In order to illustrate what I mean by this, I need to fill you all in on the magical, wonderful myth of the congestione, which has been floating around Italy for as long as anyone can remember.
Italy is not the only country in the world in which children are advised not to go swimming immediately after lunch. In some countries you are supposed to wait 20-30 minutes, in others a few hours. The idea is that if you swim (or do any strenuous exercise, for that matter) immediately after eating a big meal you can get a cramp, and it is generally not good for you. While most of us can agree on this point, the myth of the congestione takes this to a whole other level.
There are two ways that you can get a congestione, according to Italians. One is swimming after lunch, which is why many pools in the summer are not even open between 12:30 and 4pm. The other way is to drink a very cold drink on a hot summer’s day. According to Italians, congestione is lethal. If you drink something cold on a hot day, or if you so much as wade in the shallow end of the swimming pool after lunch, you take your life into your hands.
I was raised by an American mother, who didn’t believe in such nonsense. Neither did my father, for that matter, as he had lived in many different countries and noted that, if the congestione were real, surely some of the other people in the world would have heard about it. I was allowed to swim in the sea in the early afternoon (and received death stares from other jealous kids while doing so) and drink water or juice or soda which was as cold as I wanted it to be. However, by the age of 11 I was going to the beach by myself, and thus I had to battle with the cultural practice of shop keeper parenting.
In central Italy, at least, everyone thinks themselves a parent when they come into contact with a child. They will intervene if they see kids misbehaving on the street, and they will give you a lecture if you come to them asking for the fourth soda or third ice cream of the day. They will also, if it’s a hot day, give you a soda or a bottle of water which is warm, if you are an unaccompanied kid. I hated this, and had this argument more times than I can remember:
Me: This Coke is hot. Please give me one from the back of the fridge
Bartender: But it’s dangerous! I can’t give you a cold soda! What if you get a congestione?!
Me: There is no such thing as congestione. I will not die if I drink a cold soda. Now please give me a cold soda.
Bartender: Of course congestione is real! Why, just last year, there was a guy at the next beach club over who was really thirsty, and drank a cold beer all down in one, and dropped dead on the spot!
Me: I love how these stories always happen at the next beach club over. No one has ever actually witnessed someone dropping dead from a cold drink, funnily enough. Can I have my soda now?
Bartender: Sure they have! A friend of a friend of a friend of my cousin saw someone die of congestione
Me: OK whatever, give me my soda now please

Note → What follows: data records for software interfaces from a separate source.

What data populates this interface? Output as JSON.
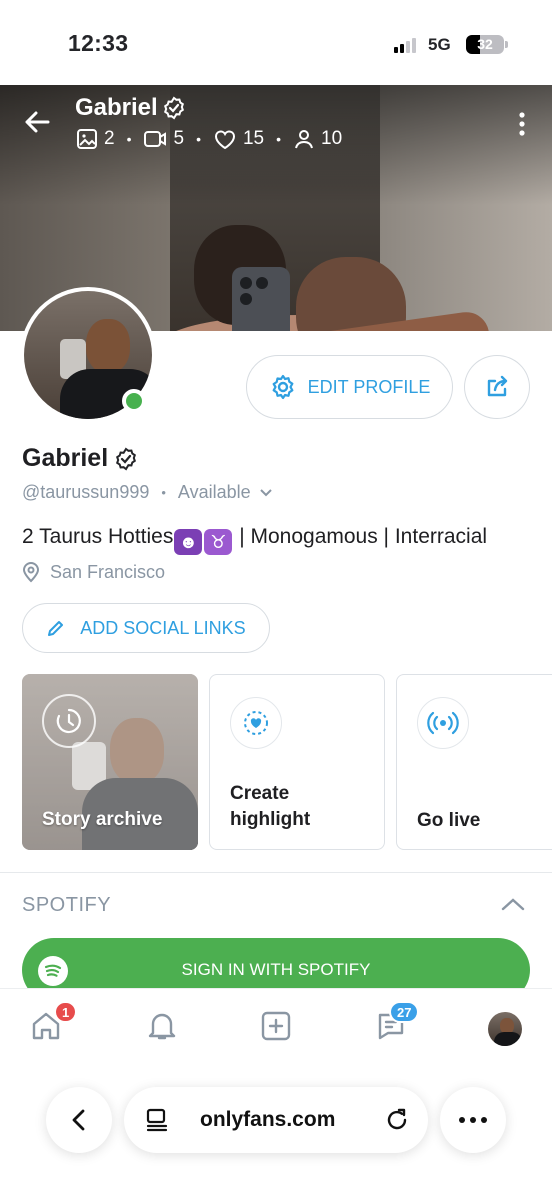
{
  "status_bar": {
    "time": "12:33",
    "network": "5G",
    "battery": "32"
  },
  "header": {
    "name": "Gabriel",
    "stats": {
      "photos": "2",
      "videos": "5",
      "likes": "15",
      "fans": "10"
    }
  },
  "profile": {
    "edit_label": "EDIT PROFILE",
    "name": "Gabriel",
    "handle": "@taurussun999",
    "availability": "Available",
    "bio_prefix": "2 Taurus Hotties",
    "bio_suffix": " | Monogamous | Interracial",
    "location": "San Francisco",
    "social_links_label": "ADD SOCIAL LINKS"
  },
  "highlights": [
    {
      "label": "Story archive"
    },
    {
      "label": "Create highlight"
    },
    {
      "label": "Go live"
    }
  ],
  "spotify": {
    "title": "SPOTIFY",
    "button_label": "SIGN IN WITH SPOTIFY",
    "color": "#4caf50"
  },
  "tabbar": {
    "notifications_badge": "1",
    "messages_badge": "27"
  },
  "browser": {
    "url": "onlyfans.com"
  },
  "colors": {
    "accent": "#2f9fe0",
    "online": "#48b14f",
    "badge_red": "#e74c4c",
    "badge_blue": "#3aa0e8"
  }
}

Bartender: Where are your parents? I should really ask them first
Me: I’m here by myself. They don’t have a problem with it. Now give me. A cold soda.

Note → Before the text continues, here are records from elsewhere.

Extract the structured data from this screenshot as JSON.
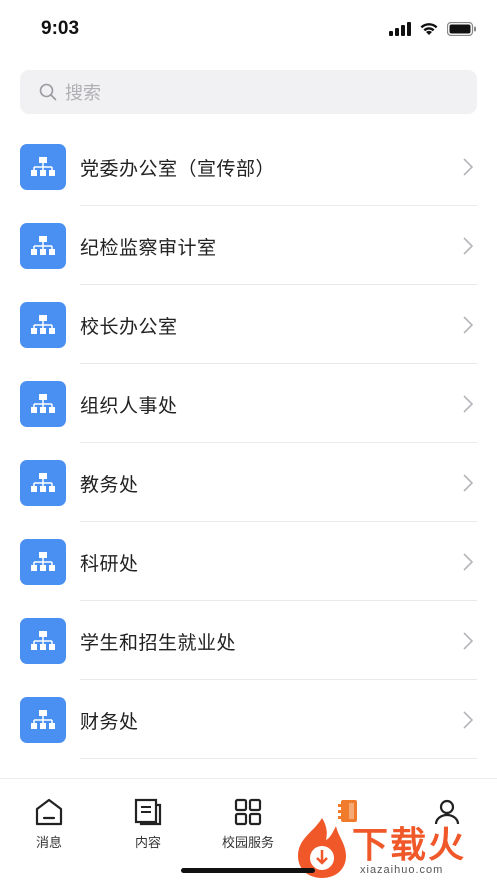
{
  "status_bar": {
    "time": "9:03"
  },
  "search": {
    "placeholder": "搜索"
  },
  "list": [
    {
      "label": "党委办公室（宣传部）"
    },
    {
      "label": "纪检监察审计室"
    },
    {
      "label": "校长办公室"
    },
    {
      "label": "组织人事处"
    },
    {
      "label": "教务处"
    },
    {
      "label": "科研处"
    },
    {
      "label": "学生和招生就业处"
    },
    {
      "label": "财务处"
    }
  ],
  "tabbar": {
    "tabs": [
      {
        "label": "消息",
        "icon": "home-icon"
      },
      {
        "label": "内容",
        "icon": "document-icon"
      },
      {
        "label": "校园服务",
        "icon": "grid-icon"
      },
      {
        "label": "",
        "icon": "contacts-icon",
        "active": true
      },
      {
        "label": "",
        "icon": "person-icon"
      }
    ]
  },
  "watermark": {
    "text": "下载火",
    "sub": "xiazaihuo.com"
  },
  "colors": {
    "accent": "#4a8ff2",
    "active_tab": "#f07b2c",
    "watermark": "#f0582a"
  }
}
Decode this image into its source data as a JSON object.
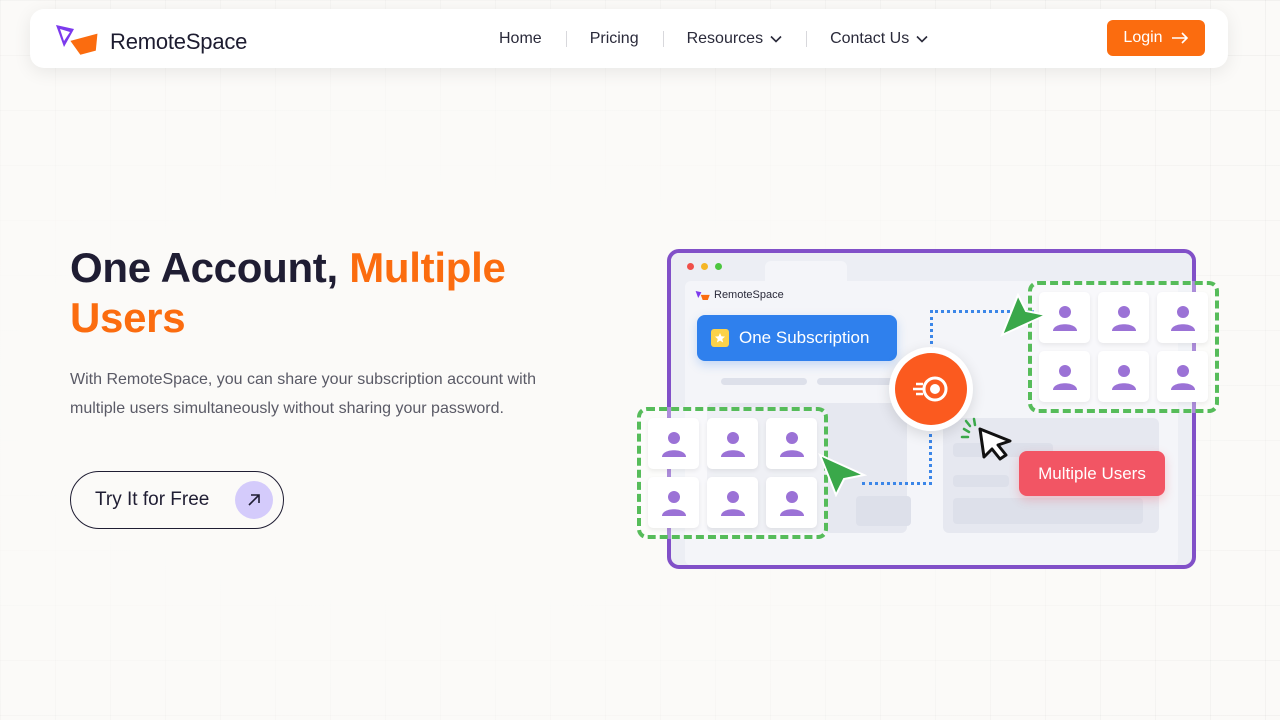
{
  "brand": {
    "name": "RemoteSpace",
    "logo_icon": "remotespace-logo-icon"
  },
  "nav": {
    "links": [
      {
        "label": "Home",
        "has_dropdown": false
      },
      {
        "label": "Pricing",
        "has_dropdown": false
      },
      {
        "label": "Resources",
        "has_dropdown": true
      },
      {
        "label": "Contact Us",
        "has_dropdown": true
      }
    ],
    "login_label": "Login"
  },
  "hero": {
    "title_main": "One Account,",
    "title_accent": "Multiple Users",
    "title_accent_part1": "Multiple",
    "title_accent_part2": "Users",
    "description": "With RemoteSpace, you can share your subscription account with multiple users simultaneously without sharing your password.",
    "cta_label": "Try It for Free"
  },
  "illustration": {
    "mini_brand": "RemoteSpace",
    "subscription_badge": "One Subscription",
    "multiple_users_badge": "Multiple Users",
    "users_left_count": 6,
    "users_right_count": 6
  },
  "colors": {
    "accent": "#fb6c0f",
    "primary_text": "#1f1d33",
    "browser_border": "#8150c8",
    "subscription_blue": "#2f80ed",
    "multi_users_red": "#f25564",
    "dashed_green": "#56bc5a",
    "user_icon_purple": "#9b72d6"
  }
}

Bartender: Um…. but…. um…. OK, but promise me, promise me you will drink it very, very slowly! Actually, drink it here, just to be sure.

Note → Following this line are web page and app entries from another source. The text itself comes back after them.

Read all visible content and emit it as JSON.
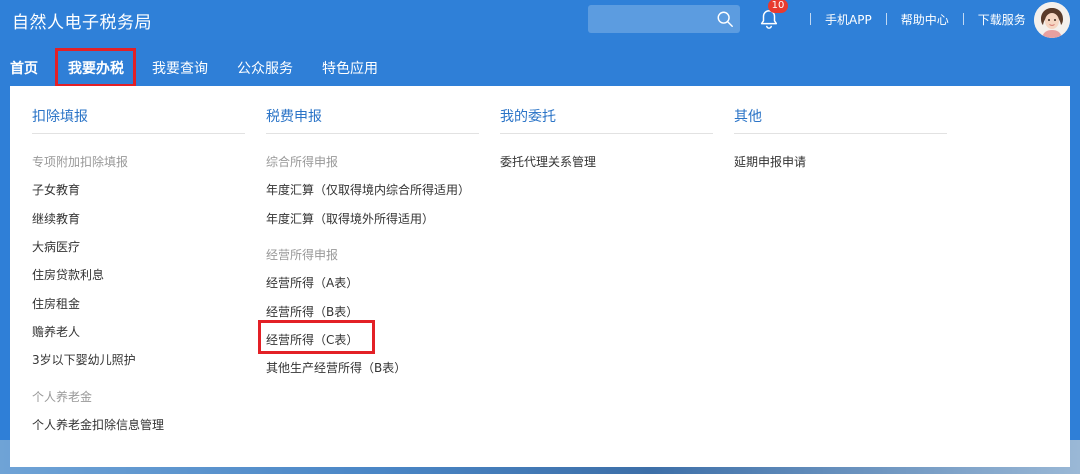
{
  "header": {
    "title": "自然人电子税务局",
    "search_placeholder": "",
    "notification_count": "10",
    "links": [
      "手机APP",
      "帮助中心",
      "下载服务"
    ]
  },
  "nav": {
    "items": [
      "首页",
      "我要办税",
      "我要查询",
      "公众服务",
      "特色应用"
    ],
    "active": "我要办税"
  },
  "menu": {
    "col1": {
      "heading": "扣除填报",
      "group1_label": "专项附加扣除填报",
      "group1_items": [
        "子女教育",
        "继续教育",
        "大病医疗",
        "住房贷款利息",
        "住房租金",
        "赡养老人",
        "3岁以下婴幼儿照护"
      ],
      "group2_label": "个人养老金",
      "group2_items": [
        "个人养老金扣除信息管理"
      ]
    },
    "col2": {
      "heading": "税费申报",
      "group1_label": "综合所得申报",
      "group1_items": [
        "年度汇算（仅取得境内综合所得适用）",
        "年度汇算（取得境外所得适用）"
      ],
      "group2_label": "经营所得申报",
      "group2_items": [
        "经营所得（A表）",
        "经营所得（B表）",
        "经营所得（C表）",
        "其他生产经营所得（B表）"
      ]
    },
    "col3": {
      "heading": "我的委托",
      "items": [
        "委托代理关系管理"
      ]
    },
    "col4": {
      "heading": "其他",
      "items": [
        "延期申报申请"
      ]
    }
  },
  "colors": {
    "header_bg": "#2f80d8",
    "accent_link": "#2b74c7",
    "highlight_red": "#e32026"
  }
}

Me: *eyeroll* OK I promise
And I would scurry away with my hard-earned soda.
That’s if I was lucky. Often, they would pretend that they didn’t have any cold sodas.
The fact that complete strangers will parent you is something that is expected where I grew up. But this is not just funny in the odd myth about congestione, that millions of Italians believe, it is also extremely ironic.
It is much easier for a child to buy cigarettes and booze in Italy, than it is to buy a cold soda or bottle of water in the summer.
When I was 9, I used to buy cigarettes for my father. When I was 10, I used to buy wine and whiskey for my mother at our local liquor store. They didn’t know me, but they never asked me a single question about it. Why? Because they just assumed that I was buying these things for my parents. It is normal to send your children on errands, and sending them to buy cigarettes and wine is just one more errand.
Of course, if they ever saw a child actually smoking those cigarettes they’d throw a fit, but the act of buying it did not spark any questions or concerns.
Funny, isn’t it, how cold Coke was harder to get my hands on than alcohol or tobacco. When I became of age, and my peers around the world were celebrating about being able to buy beer, I was relieved that I wasn’t going to have to fight about how cold my water was anymore.